Recently I noticed that no matter how often I cleaned, the piles seemed to be multiplying. It became infuriating lifting up stacks of random papers or misplaced items in order to clean a counter, vacuum a floor, find a favorite Thomas train. The answer was so obvious it was almost painful–it was up to me. There is nothing more frightening then the realization that you are really truly an adult. These piles would only find their place if I chose to take the time to sort out, clean up. I was the one who had to make it happen.
My spiritual life had grown similarly dusty…
Four years ago my now husband Jeremy and I had rededicated our lives to God, completely transforming our relationship and my view of the world. We would go to church with his mother, who was the most spirit-filled person I had ever met. She had a heart like Jesus'.
After we were married, the same week we found out we were expecting, she announced that her cancer had come back. She had decided to treat it naturally, and knew that Jesus would heal her. Over the next seven months, as I prayed and cried and yelled out to God, I hardened my heart. Two months before her grandson was born, my mother in-law passed. We had to plan a funeral, take over her business, pay off bills, sell her house, take in my 17 year-old brother-in-law, and prepare for a baby.
Life swept over us, as it tends to do in these situations. Spending time in the Word was a rarity. Even praying came slowly and painfully, if at all.
As I realized my responsibility for the clutter in my home, a similar realization hit me even harder: the relationship that I missed with God was also up to me. I was so mad at Him, so unforgiving, that I couldn't understand why we were so far apart. I had hardened my heart and decided not to trust Him with my hurt, my wishes. I had blinded myself to the real issue at hand.

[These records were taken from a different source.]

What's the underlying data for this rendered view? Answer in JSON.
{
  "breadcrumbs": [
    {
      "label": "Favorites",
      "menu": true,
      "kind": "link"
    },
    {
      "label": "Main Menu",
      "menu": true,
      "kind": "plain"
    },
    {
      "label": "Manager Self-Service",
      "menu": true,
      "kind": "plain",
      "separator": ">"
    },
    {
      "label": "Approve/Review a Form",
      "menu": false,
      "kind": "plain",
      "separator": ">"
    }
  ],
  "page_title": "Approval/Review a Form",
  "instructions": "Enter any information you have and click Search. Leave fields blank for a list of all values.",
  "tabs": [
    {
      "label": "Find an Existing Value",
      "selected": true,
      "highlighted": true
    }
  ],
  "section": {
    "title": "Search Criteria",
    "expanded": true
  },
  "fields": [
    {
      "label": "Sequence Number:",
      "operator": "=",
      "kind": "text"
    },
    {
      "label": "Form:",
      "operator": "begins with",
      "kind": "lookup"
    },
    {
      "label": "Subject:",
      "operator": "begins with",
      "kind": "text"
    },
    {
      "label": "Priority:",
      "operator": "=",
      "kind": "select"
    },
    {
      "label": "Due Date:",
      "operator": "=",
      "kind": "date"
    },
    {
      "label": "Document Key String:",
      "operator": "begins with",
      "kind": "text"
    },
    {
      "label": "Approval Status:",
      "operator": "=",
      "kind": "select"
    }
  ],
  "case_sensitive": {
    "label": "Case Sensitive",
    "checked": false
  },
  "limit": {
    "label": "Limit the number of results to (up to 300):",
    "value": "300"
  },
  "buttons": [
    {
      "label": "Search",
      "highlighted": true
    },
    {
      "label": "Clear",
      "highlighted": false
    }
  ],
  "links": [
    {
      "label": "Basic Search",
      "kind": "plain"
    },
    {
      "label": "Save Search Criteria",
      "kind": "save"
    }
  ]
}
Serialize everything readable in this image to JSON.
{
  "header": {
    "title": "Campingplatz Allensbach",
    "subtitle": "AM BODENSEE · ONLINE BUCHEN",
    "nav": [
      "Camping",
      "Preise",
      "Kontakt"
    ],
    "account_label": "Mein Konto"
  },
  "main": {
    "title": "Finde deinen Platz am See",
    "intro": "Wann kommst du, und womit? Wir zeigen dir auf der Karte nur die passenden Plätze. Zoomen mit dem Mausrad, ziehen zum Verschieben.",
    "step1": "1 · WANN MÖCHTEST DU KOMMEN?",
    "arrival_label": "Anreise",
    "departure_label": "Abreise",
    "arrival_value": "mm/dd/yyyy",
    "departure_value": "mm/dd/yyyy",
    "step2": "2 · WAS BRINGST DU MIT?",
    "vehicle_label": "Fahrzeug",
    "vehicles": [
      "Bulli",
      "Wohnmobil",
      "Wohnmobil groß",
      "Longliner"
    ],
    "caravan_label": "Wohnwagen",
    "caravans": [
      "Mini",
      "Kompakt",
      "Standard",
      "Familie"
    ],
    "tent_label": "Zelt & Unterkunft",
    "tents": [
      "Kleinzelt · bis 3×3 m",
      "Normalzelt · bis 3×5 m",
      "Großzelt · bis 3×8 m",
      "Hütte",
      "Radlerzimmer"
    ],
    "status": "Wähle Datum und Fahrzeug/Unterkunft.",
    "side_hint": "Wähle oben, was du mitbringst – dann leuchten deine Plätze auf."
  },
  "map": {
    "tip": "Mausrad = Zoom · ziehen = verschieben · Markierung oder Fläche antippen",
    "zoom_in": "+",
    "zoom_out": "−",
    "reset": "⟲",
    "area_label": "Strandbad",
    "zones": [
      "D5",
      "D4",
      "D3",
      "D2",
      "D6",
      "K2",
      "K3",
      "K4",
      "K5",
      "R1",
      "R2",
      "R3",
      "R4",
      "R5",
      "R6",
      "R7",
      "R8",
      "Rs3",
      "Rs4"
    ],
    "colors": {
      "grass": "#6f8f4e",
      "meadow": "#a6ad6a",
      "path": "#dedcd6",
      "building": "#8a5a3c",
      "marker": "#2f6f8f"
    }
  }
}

That night I asked God to forgive me. It was a difficult conversation to have, and one that was nearly three years in the making. I had neglected my end of the relationship because I was upset that my will hadn't been done. I felt the weight leave me–the burden of years of anger and grief.
The next day an unfamiliar song came on the radio on our way home from the store. Lost in thought, I didn’t pay much attention until the chorus caught me:
"Even if a healing doesn't come,
And life falls apart,
And dreams are still undone,
You are God,
You are good,
Forever faithful one".
The phrase "even if a healing doesn't come" repeated over and over. I've had very few moments where I felt like God was directly talking to me, this was one of them. Even if she couldn't have been cured, God is still in control. He makes all things for good, even if I, in all my short sighted humanity can't see what that is.
Sometimes it’s the small realizations, like a cluttered shelf, that have the most impact on our lives. Neglecting to deal with the messy stuff just left more work for me to do later. I still miss my mother-in-law, and my faith has forever been changed. Still, God is meeting me where I am, in the mess.
Bailey Nuss lives with her husband and two little boys in northern Michigan. She has a Master's in Communication and a Bachelor's in English, both from Michigan State University. She is an avid collector of yarn, has an unhealthy relationship with Starbucks, and hopes to someday pen the great American novel.